Wed 29 June 2016
We had a special event for our Wednesday allotment morning group (which includes clients from the St Nicholas Day Centre in Lewes, as well as other allotment members). There were fifteen of us in total.
Community Wildlife Officer for Sussex Wildlife Michael Blencowe came along with a bag of tricks to help us hunt for and identify bugs on the allotment. He also did a walking tour looking for signs of summer, and told us a bit about his job.
First, Michael told the group about the history of the landscape around us, how the South Downs came to be as we know them now, with the variety of wildlife that we now have. Grazing sheep have played a part in it - but millions of years ago, Lewes was under the sea. The chalk under our feet is made up of the crushed bones of long-dead animals - including dinosaurs. He showed us pictures to help us understand.
Because this was a summer visit to our allotment, Michael said he had hoped to show us butterflies and hoverflies - but the cold, breezy weather meant there weren't many to be seen.
Michael gave out plastic tubs and spoons to everyone to pick up insects. He also showed us about his new toy, a glass tube or 'pooter' he had brought along for sucking up bugs for us to examine. We all felt a bit horrified at the idea of sucking up a bug and swallowing it, but he said that didn't happen :).
He talked about different habitats for insects - there are lot of insects in long grass, and in the nettles. He had a net he wafted in the long grass to collect insects.
These he tipped into a white tray on the table in the shelter, and everyone picked the bugs he'd caught with their spoons and put them in their tubs. Michael then sucked them up in his pooter so we could identify them. We saw a hopper (Michael explained how amazingly far they hop - if we could do the same, we could hop from the allotment to Lewes!), wood lice, flies and a brown-lipped snail.
Rather to our surprise, Michael leapt onto the compost heap and wafted his net in the nettle bush behind. The bugs he caught, he then tipped into a tray in the shelter. Everyone scooped them into their tubs and he sucked them up again in the pooter. We saw an ant, flies, and more snails.
Michael showed us what he explained was another new toy - a fold-out 'beating net' - which looked like a big, square umbrella.We pretended it WAS an umbrella for this photo:
The beating net is for finding insects who live on leaves in the trees. He held it up under a tree, banged the branches, and various insects fell into the net.
He then tipped these into the tray for identification as before. We spotted a young harlequin ladybird and a pupating ladybird, some beetles, plus some flies.
Michael answered questions anyone in the group had.
We then released all the bugs we'd caught.
Signs of Summer
Then we did a walk around the allotment to look for signs of summer. Michael admired our new lovely new shed.

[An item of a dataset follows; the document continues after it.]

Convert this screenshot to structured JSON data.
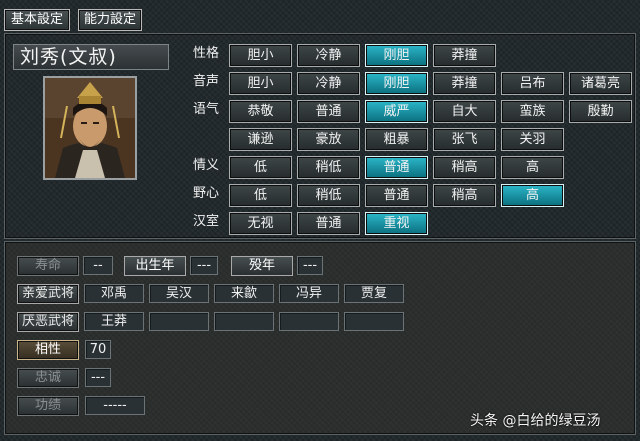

The signs of summer that we all spotted and recorded on our walk were:
- Lots of flowers blooming, including marigolds, poppies, lavender, fox gloves and ox-eye daisies. Allotment members Felicity Ann and Susannah helped us identify some of those
- We saw some bees buzzing around the flowers, and Michael told us that bees waggle their bums to keep warm when it's cold
- We saw and identified different fruit that is not yet ripe - including apples, gooseberries, redcurrants, raspberries and strawberries
- We saw and identified shallots, peas and broad beans
- We saw and heard some birds and Michael talked about how some birds come from below the equator in the summer in search of a warmer climate with insects to eat. They fly thousands of miles.
- We saw an ants nest - yellow meadow ants - and Michael told us that ants move their eggs into the sun to keep them warm - when there IS sun
Being a Community Wildlife Officer
Then we went back to the covered shelter for a drink.
Michael talked a little about his job and what he likes about it. He said:
"To do my job I need to be able to engage with different sorts of people, children and adults. As a little boy, I spent lots of time in the wild. You have to like working outdoors - there is a lot of walking - which keeps you fit - but you have to like that."
Michael said he doesn't work alone, he sometimes works with Park Rangers and National Park Rangers, which he enjoys.